** EXERCISE BRIEF **
Look through the data below and show every line that includes "Hoàng".

** RECORDS SUPPLIED **
= Beginning of Section =
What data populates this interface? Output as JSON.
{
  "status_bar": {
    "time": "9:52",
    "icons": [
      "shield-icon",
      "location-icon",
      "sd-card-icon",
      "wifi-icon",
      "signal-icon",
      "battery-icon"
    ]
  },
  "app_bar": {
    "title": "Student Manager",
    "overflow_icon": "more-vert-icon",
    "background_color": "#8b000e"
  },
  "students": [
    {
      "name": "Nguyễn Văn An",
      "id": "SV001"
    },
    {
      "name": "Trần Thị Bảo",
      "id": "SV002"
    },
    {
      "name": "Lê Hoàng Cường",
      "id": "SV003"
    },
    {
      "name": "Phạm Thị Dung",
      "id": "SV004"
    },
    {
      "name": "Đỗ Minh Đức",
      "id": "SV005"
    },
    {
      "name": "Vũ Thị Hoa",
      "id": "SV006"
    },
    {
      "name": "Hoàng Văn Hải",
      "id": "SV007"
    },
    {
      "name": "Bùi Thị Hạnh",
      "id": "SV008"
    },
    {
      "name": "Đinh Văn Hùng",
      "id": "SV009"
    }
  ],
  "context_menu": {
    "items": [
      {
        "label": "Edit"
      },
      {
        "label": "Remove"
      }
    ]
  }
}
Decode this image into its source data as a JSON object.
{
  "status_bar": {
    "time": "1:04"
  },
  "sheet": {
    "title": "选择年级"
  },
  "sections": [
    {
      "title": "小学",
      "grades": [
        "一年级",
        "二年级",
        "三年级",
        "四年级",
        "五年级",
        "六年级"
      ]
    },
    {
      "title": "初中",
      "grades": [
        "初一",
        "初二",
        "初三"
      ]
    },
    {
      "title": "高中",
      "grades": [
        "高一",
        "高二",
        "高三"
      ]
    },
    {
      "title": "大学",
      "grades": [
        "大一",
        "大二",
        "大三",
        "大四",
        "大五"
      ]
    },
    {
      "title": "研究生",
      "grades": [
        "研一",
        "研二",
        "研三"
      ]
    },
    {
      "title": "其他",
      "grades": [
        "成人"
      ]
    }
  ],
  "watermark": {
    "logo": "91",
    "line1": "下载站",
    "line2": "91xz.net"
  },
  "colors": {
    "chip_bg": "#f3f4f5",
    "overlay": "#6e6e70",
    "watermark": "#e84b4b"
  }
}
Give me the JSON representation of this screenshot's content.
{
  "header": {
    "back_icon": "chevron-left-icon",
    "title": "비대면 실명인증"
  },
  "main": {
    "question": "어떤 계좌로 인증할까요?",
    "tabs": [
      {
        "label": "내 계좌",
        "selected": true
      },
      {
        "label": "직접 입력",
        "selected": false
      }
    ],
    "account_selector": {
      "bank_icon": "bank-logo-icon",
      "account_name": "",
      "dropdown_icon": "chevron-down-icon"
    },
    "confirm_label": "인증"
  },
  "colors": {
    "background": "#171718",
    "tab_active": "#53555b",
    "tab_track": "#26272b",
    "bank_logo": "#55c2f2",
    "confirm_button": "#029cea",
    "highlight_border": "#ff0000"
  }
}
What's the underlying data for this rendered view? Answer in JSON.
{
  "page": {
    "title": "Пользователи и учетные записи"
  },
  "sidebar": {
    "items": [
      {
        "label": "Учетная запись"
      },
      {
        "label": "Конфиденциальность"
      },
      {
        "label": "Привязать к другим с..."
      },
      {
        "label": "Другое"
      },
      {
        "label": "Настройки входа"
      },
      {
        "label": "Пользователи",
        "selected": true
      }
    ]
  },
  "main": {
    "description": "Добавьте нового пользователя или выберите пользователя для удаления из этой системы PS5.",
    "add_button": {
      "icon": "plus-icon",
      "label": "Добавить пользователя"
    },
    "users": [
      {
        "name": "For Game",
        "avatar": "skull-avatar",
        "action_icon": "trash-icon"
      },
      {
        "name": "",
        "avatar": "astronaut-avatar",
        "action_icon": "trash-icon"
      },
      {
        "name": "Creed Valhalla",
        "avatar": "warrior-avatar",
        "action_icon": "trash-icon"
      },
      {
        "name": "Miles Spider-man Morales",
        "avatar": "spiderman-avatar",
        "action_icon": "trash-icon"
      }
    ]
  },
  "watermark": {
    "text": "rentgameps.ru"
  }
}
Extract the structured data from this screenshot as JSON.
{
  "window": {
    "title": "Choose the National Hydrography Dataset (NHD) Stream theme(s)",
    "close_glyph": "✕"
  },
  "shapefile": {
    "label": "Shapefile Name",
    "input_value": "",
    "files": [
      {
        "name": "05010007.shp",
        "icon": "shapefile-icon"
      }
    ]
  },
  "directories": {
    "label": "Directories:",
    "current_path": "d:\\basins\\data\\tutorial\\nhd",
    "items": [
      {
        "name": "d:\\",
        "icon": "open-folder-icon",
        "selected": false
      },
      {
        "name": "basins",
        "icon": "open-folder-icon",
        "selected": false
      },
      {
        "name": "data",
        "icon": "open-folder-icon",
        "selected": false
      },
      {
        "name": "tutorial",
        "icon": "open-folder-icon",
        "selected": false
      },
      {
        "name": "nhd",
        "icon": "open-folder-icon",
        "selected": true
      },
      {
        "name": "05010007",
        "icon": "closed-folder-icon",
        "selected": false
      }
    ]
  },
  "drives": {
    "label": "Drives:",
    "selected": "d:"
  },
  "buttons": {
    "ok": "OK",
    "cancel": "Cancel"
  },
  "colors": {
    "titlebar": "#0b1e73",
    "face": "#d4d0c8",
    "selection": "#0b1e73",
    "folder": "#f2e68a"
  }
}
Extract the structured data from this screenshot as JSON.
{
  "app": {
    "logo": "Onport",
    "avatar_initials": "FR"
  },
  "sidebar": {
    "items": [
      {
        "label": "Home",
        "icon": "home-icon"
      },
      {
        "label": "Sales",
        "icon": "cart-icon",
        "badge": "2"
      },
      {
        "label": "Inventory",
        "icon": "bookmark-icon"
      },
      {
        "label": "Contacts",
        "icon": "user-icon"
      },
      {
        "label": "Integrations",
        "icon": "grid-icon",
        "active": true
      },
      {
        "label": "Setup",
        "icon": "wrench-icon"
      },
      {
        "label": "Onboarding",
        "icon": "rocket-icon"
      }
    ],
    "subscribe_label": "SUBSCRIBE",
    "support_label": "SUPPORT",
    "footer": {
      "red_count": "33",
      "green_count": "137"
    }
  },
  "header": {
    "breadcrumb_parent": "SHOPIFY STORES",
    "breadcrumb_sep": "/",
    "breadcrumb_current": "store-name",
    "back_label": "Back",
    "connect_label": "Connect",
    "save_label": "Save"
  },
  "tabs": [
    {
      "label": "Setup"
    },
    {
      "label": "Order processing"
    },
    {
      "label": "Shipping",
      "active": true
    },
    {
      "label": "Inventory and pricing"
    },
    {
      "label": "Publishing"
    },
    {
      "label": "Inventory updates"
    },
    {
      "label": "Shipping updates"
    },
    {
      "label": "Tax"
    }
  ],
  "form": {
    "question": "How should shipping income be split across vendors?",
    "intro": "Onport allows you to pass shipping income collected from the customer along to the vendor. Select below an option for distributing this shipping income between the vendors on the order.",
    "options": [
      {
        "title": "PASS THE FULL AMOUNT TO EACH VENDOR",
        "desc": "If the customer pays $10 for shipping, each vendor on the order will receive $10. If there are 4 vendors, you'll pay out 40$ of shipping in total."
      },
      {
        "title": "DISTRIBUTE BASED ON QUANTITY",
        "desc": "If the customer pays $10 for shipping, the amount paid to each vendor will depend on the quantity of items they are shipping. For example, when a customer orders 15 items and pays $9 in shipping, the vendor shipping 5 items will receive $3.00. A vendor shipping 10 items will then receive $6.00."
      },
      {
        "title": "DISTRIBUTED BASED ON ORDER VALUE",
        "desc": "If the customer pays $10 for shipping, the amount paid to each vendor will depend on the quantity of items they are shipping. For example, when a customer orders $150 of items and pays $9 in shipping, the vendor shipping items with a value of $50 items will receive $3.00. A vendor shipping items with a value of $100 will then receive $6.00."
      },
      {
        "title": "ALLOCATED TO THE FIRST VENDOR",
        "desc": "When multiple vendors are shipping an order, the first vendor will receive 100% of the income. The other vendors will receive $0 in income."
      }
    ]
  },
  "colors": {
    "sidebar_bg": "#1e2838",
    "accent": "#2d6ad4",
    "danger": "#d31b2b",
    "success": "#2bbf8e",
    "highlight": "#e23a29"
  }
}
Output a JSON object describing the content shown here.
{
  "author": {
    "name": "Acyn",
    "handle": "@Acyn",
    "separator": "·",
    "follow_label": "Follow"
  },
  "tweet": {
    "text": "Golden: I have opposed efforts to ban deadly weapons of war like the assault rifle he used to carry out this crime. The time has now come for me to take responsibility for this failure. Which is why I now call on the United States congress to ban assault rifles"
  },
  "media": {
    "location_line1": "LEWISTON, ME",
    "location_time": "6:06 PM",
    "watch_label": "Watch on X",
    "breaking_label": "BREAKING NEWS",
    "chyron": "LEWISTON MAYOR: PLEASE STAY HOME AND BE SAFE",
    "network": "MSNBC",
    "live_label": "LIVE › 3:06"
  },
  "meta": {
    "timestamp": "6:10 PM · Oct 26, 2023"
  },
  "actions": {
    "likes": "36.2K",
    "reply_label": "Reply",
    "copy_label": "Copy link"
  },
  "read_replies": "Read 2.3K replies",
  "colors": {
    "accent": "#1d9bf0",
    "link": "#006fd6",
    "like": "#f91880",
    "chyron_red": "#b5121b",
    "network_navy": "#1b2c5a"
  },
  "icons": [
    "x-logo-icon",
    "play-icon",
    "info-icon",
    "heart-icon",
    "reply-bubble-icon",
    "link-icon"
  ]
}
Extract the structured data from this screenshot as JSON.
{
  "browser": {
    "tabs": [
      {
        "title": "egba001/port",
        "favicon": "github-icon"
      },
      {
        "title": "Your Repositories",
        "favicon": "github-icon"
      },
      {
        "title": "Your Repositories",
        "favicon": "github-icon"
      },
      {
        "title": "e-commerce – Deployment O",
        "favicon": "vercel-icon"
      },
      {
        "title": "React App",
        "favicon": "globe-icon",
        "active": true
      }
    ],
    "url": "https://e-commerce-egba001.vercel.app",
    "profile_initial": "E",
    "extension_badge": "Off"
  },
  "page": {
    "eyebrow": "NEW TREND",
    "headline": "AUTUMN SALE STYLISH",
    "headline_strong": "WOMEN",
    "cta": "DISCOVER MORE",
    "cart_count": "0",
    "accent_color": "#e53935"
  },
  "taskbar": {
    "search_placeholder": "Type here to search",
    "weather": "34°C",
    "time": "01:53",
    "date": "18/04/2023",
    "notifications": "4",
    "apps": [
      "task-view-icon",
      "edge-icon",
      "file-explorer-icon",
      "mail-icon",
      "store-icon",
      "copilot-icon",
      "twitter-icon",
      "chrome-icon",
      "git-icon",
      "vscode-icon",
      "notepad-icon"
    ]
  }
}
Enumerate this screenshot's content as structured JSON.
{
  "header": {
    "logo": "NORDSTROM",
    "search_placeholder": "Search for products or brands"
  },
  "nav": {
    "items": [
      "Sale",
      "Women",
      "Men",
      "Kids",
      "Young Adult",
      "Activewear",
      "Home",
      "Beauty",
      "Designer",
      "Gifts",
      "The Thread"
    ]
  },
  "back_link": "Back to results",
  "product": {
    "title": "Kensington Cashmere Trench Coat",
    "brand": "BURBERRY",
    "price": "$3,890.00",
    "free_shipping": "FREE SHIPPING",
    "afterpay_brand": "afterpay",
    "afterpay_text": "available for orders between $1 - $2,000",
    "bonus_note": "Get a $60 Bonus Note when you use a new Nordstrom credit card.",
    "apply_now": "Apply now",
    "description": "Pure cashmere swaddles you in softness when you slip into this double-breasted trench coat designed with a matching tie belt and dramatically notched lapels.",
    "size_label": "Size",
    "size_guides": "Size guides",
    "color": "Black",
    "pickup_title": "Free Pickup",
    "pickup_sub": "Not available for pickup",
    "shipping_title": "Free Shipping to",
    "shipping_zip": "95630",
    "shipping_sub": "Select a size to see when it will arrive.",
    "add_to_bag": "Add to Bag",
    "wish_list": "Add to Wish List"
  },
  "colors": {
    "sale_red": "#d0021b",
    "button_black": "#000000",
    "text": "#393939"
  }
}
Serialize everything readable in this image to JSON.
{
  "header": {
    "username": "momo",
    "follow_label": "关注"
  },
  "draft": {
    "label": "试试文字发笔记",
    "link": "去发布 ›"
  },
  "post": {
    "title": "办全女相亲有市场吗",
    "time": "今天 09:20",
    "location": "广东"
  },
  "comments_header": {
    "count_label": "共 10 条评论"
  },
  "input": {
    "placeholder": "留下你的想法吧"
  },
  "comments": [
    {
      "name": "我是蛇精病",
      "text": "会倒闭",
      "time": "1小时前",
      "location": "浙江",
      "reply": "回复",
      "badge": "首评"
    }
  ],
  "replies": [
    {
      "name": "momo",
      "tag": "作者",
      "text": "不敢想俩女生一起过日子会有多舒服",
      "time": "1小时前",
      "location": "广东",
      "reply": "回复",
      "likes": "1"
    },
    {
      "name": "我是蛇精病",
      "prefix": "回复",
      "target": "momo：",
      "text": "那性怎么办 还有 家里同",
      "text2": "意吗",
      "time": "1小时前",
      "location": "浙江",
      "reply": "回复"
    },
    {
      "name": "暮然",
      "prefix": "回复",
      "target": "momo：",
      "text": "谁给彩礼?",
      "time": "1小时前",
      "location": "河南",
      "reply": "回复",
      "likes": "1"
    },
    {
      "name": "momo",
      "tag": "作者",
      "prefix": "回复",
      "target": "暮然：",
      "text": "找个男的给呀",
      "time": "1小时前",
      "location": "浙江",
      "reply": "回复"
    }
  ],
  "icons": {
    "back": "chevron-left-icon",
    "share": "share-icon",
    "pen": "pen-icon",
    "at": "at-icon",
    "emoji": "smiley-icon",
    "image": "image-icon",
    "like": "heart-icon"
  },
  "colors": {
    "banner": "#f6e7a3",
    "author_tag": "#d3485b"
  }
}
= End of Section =
** RESULT FOR THIS TASK **
      "name": "Lê Hoàng Cường",
      "name": "Hoàng Văn Hải",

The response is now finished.